What are the Health Effects of Asbestos?

Asbestos fibres are invisible to the naked eye; this can make people workers to its existence or the necessity of getting medical help early. However, when breathed in, these fibres can stick to the lining of the lungs, causing potentially fatal cancers. Every year, around 5,000 people in the UK die from cancer-related asbestos poisoning. Those who are affected should receive medical aid quickly, and be aware of their legal rights to compensation. People should be aware that workers’ families can potentially be affected as well. Cancer patient Vivienne Swain made the news last year when she told the press that she believed she had developed mesothelioma (a cancer strongly linked to asbestos poisoning) by handling asbestos dust in her late husband’s clothing. It is vital for workers and the companies they work for to take a proactive stance to avoid exposure – both for the workers’ sake and that of their families.

 

Preventing Occupation-Related Cancer

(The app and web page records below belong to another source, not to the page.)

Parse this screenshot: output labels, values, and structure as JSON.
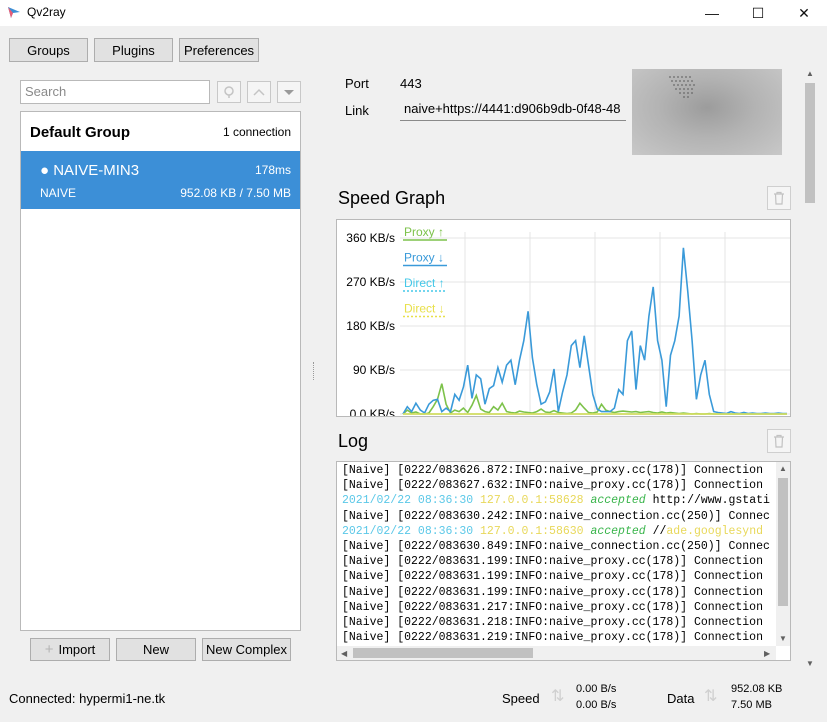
{
  "window": {
    "title": "Qv2ray",
    "minimize_glyph": "—",
    "maximize_glyph": "☐",
    "close_glyph": "✕"
  },
  "toolbar": {
    "groups_label": "Groups",
    "plugins_label": "Plugins",
    "preferences_label": "Preferences"
  },
  "search": {
    "placeholder": "Search"
  },
  "group": {
    "name": "Default Group",
    "count": "1 connection"
  },
  "connection": {
    "name": "● NAIVE-MIN3",
    "latency": "178ms",
    "type": "NAIVE",
    "data": "952.08 KB / 7.50 MB"
  },
  "details": {
    "port_label": "Port",
    "port_value": "443",
    "link_label": "Link",
    "link_value": "naive+https://4441:d906b9db-0f48-48"
  },
  "speed_graph": {
    "title": "Speed Graph"
  },
  "chart_data": {
    "type": "line",
    "ylim": [
      0,
      360
    ],
    "y_unit": "KB/s",
    "y_ticks": [
      "360 KB/s",
      "270 KB/s",
      "180 KB/s",
      "90 KB/s",
      "0.0 KB/s"
    ],
    "grid": true,
    "legend_position": "top-left",
    "series": [
      {
        "name": "Proxy ↑",
        "color": "#7dc24b",
        "values": [
          0,
          8,
          2,
          4,
          0,
          0,
          2,
          15,
          30,
          62,
          20,
          2,
          8,
          5,
          12,
          3,
          18,
          38,
          10,
          5,
          3,
          15,
          8,
          22,
          5,
          3,
          2,
          6,
          4,
          3,
          2,
          5,
          10,
          4,
          3,
          7,
          3,
          2,
          1,
          2,
          8,
          22,
          12,
          3,
          2,
          4,
          20,
          8,
          5,
          3,
          5,
          6,
          5,
          4,
          5,
          3,
          4,
          5,
          3,
          2,
          4,
          2,
          3,
          2,
          1,
          2,
          1,
          0,
          1,
          0,
          0,
          1,
          0,
          0,
          0,
          0,
          0,
          0,
          0,
          0,
          0,
          0,
          0,
          0,
          0,
          0,
          0,
          0,
          0,
          0
        ]
      },
      {
        "name": "Proxy ↓",
        "color": "#3a9ad9",
        "values": [
          0,
          15,
          5,
          22,
          8,
          2,
          20,
          28,
          30,
          5,
          12,
          5,
          40,
          28,
          55,
          100,
          32,
          80,
          72,
          20,
          52,
          58,
          95,
          65,
          100,
          110,
          60,
          110,
          150,
          210,
          115,
          60,
          20,
          25,
          45,
          92,
          5,
          45,
          80,
          140,
          150,
          95,
          160,
          100,
          40,
          10,
          5,
          5,
          5,
          12,
          50,
          40,
          150,
          170,
          50,
          140,
          110,
          200,
          260,
          150,
          110,
          15,
          120,
          150,
          200,
          340,
          250,
          150,
          30,
          80,
          110,
          40,
          5,
          3,
          2,
          1,
          5,
          2,
          1,
          3,
          1,
          2,
          1,
          1,
          2,
          1,
          1,
          2,
          1,
          1
        ]
      },
      {
        "name": "Direct ↑",
        "color": "#45c8e8",
        "values": [
          0,
          0,
          0,
          0,
          0,
          0,
          0,
          0,
          0,
          0,
          0,
          0,
          0,
          0,
          0,
          0,
          0,
          0,
          0,
          0,
          0,
          0,
          0,
          0,
          0,
          0,
          0,
          0,
          0,
          0,
          0,
          0,
          0,
          0,
          0,
          0,
          0,
          0,
          0,
          0,
          0,
          0,
          0,
          0,
          0,
          0,
          0,
          0,
          0,
          0,
          0,
          0,
          0,
          0,
          0,
          0,
          0,
          0,
          0,
          0,
          0,
          0,
          0,
          0,
          0,
          0,
          0,
          0,
          0,
          0,
          0,
          0,
          0,
          0,
          0,
          0,
          0,
          0,
          0,
          0,
          0,
          0,
          0,
          0,
          0,
          0,
          0,
          0,
          0,
          0
        ]
      },
      {
        "name": "Direct ↓",
        "color": "#e8e04a",
        "values": [
          0,
          0,
          0,
          0,
          0,
          0,
          0,
          0,
          0,
          0,
          0,
          0,
          0,
          0,
          0,
          0,
          0,
          0,
          0,
          0,
          0,
          0,
          0,
          0,
          0,
          0,
          0,
          0,
          0,
          0,
          0,
          0,
          0,
          0,
          0,
          0,
          0,
          0,
          0,
          0,
          0,
          0,
          0,
          0,
          0,
          0,
          0,
          0,
          0,
          0,
          0,
          0,
          0,
          0,
          0,
          0,
          0,
          0,
          0,
          0,
          0,
          0,
          0,
          0,
          0,
          0,
          0,
          0,
          0,
          0,
          0,
          0,
          0,
          0,
          0,
          0,
          0,
          0,
          0,
          0,
          0,
          0,
          0,
          0,
          0,
          0,
          0,
          0,
          0,
          0
        ]
      }
    ]
  },
  "log": {
    "title": "Log",
    "lines": [
      [
        {
          "t": "[Naive] [0222/083626.872:INFO:naive_proxy.cc(178)] Connection",
          "c": ""
        }
      ],
      [
        {
          "t": "[Naive] [0222/083627.632:INFO:naive_proxy.cc(178)] Connection",
          "c": ""
        }
      ],
      [
        {
          "t": "2021/02/22 08:36:30 ",
          "c": "log-ts"
        },
        {
          "t": "127.0.0.1:58628 ",
          "c": "log-host"
        },
        {
          "t": "accepted",
          "c": "log-acc"
        },
        {
          "t": " http://www.gstati",
          "c": ""
        }
      ],
      [
        {
          "t": "[Naive] [0222/083630.242:INFO:naive_connection.cc(250)] Connec",
          "c": ""
        }
      ],
      [
        {
          "t": "2021/02/22 08:36:30 ",
          "c": "log-ts"
        },
        {
          "t": "127.0.0.1:58630 ",
          "c": "log-host"
        },
        {
          "t": "accepted",
          "c": "log-acc"
        },
        {
          "t": " //",
          "c": ""
        },
        {
          "t": "ade.googlesynd",
          "c": "log-domain"
        }
      ],
      [
        {
          "t": "[Naive] [0222/083630.849:INFO:naive_connection.cc(250)] Connec",
          "c": ""
        }
      ],
      [
        {
          "t": "[Naive] [0222/083631.199:INFO:naive_proxy.cc(178)] Connection",
          "c": ""
        }
      ],
      [
        {
          "t": "[Naive] [0222/083631.199:INFO:naive_proxy.cc(178)] Connection",
          "c": ""
        }
      ],
      [
        {
          "t": "[Naive] [0222/083631.199:INFO:naive_proxy.cc(178)] Connection",
          "c": ""
        }
      ],
      [
        {
          "t": "[Naive] [0222/083631.217:INFO:naive_proxy.cc(178)] Connection",
          "c": ""
        }
      ],
      [
        {
          "t": "[Naive] [0222/083631.218:INFO:naive_proxy.cc(178)] Connection",
          "c": ""
        }
      ],
      [
        {
          "t": "[Naive] [0222/083631.219:INFO:naive_proxy.cc(178)] Connection",
          "c": ""
        }
      ]
    ]
  },
  "actions": {
    "import_label": "Import",
    "new_label": "New",
    "new_complex_label": "New Complex"
  },
  "status": {
    "connected": "Connected: hypermi1-ne.tk",
    "speed_label": "Speed",
    "speed_up": "0.00 B/s",
    "speed_down": "0.00 B/s",
    "data_label": "Data",
    "data_up": "952.08 KB",
    "data_down": "7.50 MB"
  },
  "colors": {
    "selection": "#3c8fd7",
    "proxy_up": "#7dc24b",
    "proxy_down": "#3a9ad9",
    "direct_up": "#45c8e8",
    "direct_down": "#e8e04a"
  }
}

If you are a construction worker or a company working in this industry, sign up to the IOSH’s pledge to prevent asbestos exposure. Moreover, make full use of the free resources available, including fact sheets, advice on developing a prevention strategy, posters, etc. Over 100 business from across the globe have already signed up to the No Time to Lose pledge.
Businesses, workers, charities, educational centres and many other organisations can all do their share to reduce the chance of asbestos-related cancer. Prevention involves registering sites before starting work, building a greater awareness of the effects of exposure, and learning what to do in the case of exposure. Among the key findings of the IOSH survey is the fact that only 59% of workers have been informed of asbestos risks and have had regular training on the subject; some 15%, meanwhile, have never been informed of their risks. Bearing in mind the serious consequences of this lack of information, proactive steps need to be taken by those involved in the construction industry as well as by community organisations, to reduce the serious health risks posed by asbestos exposure.